But that isn’t quite the case inside the front office, Hanuaer said.
“We are just starting to get there on the business side,” he said. “Clearly, we see more and more opportunities to use pretty sophisticated analytics in our business to make better decisions.”
Hanauer pointed to a rapidly growing percentage of fans who engage with the team via mobile, where the team is investing more resources. The redesigned app not only acts as a digital ticket, but also lets fans manage their rewards, read news, contact account reps, see the latest promotions, and get access to exclusive content.
Within a few years, Hanauer hopes that fans will be able to pay for concession items at CenturyLink Field with their app, too. He called the app a “mobile companion” that helps the team better engage with fans.
“We think this is good for our fans for a number of reasons, but it’s also not completely altruistic,” he added. “We can get better data more often and more up to date, which lets use provide something as simple as a digital game-day program that can be updated on the fly. Or maybe we can even provide offers to someone after a big win — if a pub in the area wants to provide an offer, we can do that on the fly. It’s just the flexibility and being able to spontaneously communicate with fans.”
Chris Bryant, VP of Technology for the Sounders, told GeekWire that he and his team did substantial research while re-designing the app and employing the mobile ticketing strategy. They looked at everything from apps used by other soccer clubs like Chelsea and Real Madrid — which has a partnership with Microsoft — to stadium-specific apps like at the high-tech Levi’s Stadium in Santa Clara.
But they also looked beyond sports, examining how companies like Starbucks and Delta implemented their own mobile initiatives.
“We wanted to go for something that had the efficiency and ease of use of a Starbucks app,” Bryant said. “We also wanted to make entry as easy as boarding a plane with your mobile boarding pass.”

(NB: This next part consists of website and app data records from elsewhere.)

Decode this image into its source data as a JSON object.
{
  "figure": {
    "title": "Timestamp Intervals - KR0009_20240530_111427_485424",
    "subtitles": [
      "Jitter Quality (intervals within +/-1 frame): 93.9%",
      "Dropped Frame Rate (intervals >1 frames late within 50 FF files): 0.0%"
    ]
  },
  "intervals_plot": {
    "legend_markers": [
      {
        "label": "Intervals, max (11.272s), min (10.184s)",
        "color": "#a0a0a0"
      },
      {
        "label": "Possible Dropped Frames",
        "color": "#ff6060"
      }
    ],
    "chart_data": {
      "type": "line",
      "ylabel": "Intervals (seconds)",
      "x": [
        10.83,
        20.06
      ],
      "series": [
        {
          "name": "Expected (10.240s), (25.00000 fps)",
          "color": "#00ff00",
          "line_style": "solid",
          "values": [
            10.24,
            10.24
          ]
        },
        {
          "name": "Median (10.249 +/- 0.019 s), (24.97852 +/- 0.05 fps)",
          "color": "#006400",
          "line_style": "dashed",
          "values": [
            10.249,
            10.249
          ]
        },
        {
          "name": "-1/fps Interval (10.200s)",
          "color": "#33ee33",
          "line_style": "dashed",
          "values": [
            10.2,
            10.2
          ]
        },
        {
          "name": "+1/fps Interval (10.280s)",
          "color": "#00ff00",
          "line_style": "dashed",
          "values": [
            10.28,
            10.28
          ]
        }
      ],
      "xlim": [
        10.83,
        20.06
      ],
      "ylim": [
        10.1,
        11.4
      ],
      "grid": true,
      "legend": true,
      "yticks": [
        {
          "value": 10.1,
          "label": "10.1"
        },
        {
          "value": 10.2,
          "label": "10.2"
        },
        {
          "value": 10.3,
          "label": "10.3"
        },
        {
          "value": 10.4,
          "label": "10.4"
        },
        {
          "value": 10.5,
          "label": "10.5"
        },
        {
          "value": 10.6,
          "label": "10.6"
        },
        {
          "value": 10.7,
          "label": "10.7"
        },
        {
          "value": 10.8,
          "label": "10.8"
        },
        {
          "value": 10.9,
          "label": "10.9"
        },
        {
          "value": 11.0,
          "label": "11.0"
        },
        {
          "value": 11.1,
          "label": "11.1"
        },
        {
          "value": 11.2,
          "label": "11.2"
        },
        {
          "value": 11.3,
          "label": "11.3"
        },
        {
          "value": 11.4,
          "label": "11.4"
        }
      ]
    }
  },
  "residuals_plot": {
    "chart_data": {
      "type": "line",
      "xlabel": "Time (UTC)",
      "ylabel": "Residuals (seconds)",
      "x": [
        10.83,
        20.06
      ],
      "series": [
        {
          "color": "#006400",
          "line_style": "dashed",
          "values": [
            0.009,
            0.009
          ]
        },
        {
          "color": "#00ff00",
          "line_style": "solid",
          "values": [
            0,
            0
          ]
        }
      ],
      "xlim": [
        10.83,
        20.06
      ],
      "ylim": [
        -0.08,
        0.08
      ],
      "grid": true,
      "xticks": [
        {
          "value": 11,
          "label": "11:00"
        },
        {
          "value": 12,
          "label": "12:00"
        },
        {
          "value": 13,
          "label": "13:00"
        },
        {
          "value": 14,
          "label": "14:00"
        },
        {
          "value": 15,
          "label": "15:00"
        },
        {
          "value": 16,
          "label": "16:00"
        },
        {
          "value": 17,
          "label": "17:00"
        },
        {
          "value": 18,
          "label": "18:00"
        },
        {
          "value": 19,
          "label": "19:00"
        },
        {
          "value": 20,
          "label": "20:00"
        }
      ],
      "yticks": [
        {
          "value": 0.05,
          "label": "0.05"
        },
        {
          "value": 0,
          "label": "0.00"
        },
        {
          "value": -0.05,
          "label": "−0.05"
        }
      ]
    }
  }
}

Bryant noted how the usage of mobile boarding passes at the airport has increased over the past few years, with travelers becoming more comfortable with the idea of relying on their smartphone.
“We will see a sea-change in the use of mobile ticketing, and mobile entry is the first thing,” Bryant said.
While the Sounders are the first MLS team to adopt full-on mobile ticketing for season ticket holders, other professional franchises have already done so. The San Francisco 49ers did away with paper tickets prior to the 2015-16 season, which angered some longtime fans because of a rule that prevents digital tickets from being printed until 72 hours before a game. The Sounders allow season tickets to be printed up to one week before a match. These restrictions can affect how fans re-sell their tickets on the secondary market.
The Chicago Bulls and Chicago White Sox also eliminated paper tickets last year, noting the ability to better track fan habits as one advantage of digital ticketing. The Atlanta Braves also did something similar, even going as far as charging a $250 fee to season ticket holders who still wanted to print traditional paper tickets.
For those that are wary of the team’s shift to mobile ticketing and broader mobile initiatives, Hanauer said it’s inevitable for fans to be apprehensive to change — it happened when the team went from paper season tickets to the “MatchPass” card four years ago, too.
“For sure I’ve heard people say they’d like to have their plastic card, but I’ve heard just as many people say, ‘thank God I don’t have to carry around another plastic card,” he noted. “As I think we’ve learned over eight years of running the Sounders, you will never make everybody happy. So we have to do what we think is right and try to have a good vision for the organization, and certainly do right by most our fans and especially our season ticket holders.”
Editor’s note: This story was updated to reflect the fact that season ticket holders can print tickets up to one week before a given match.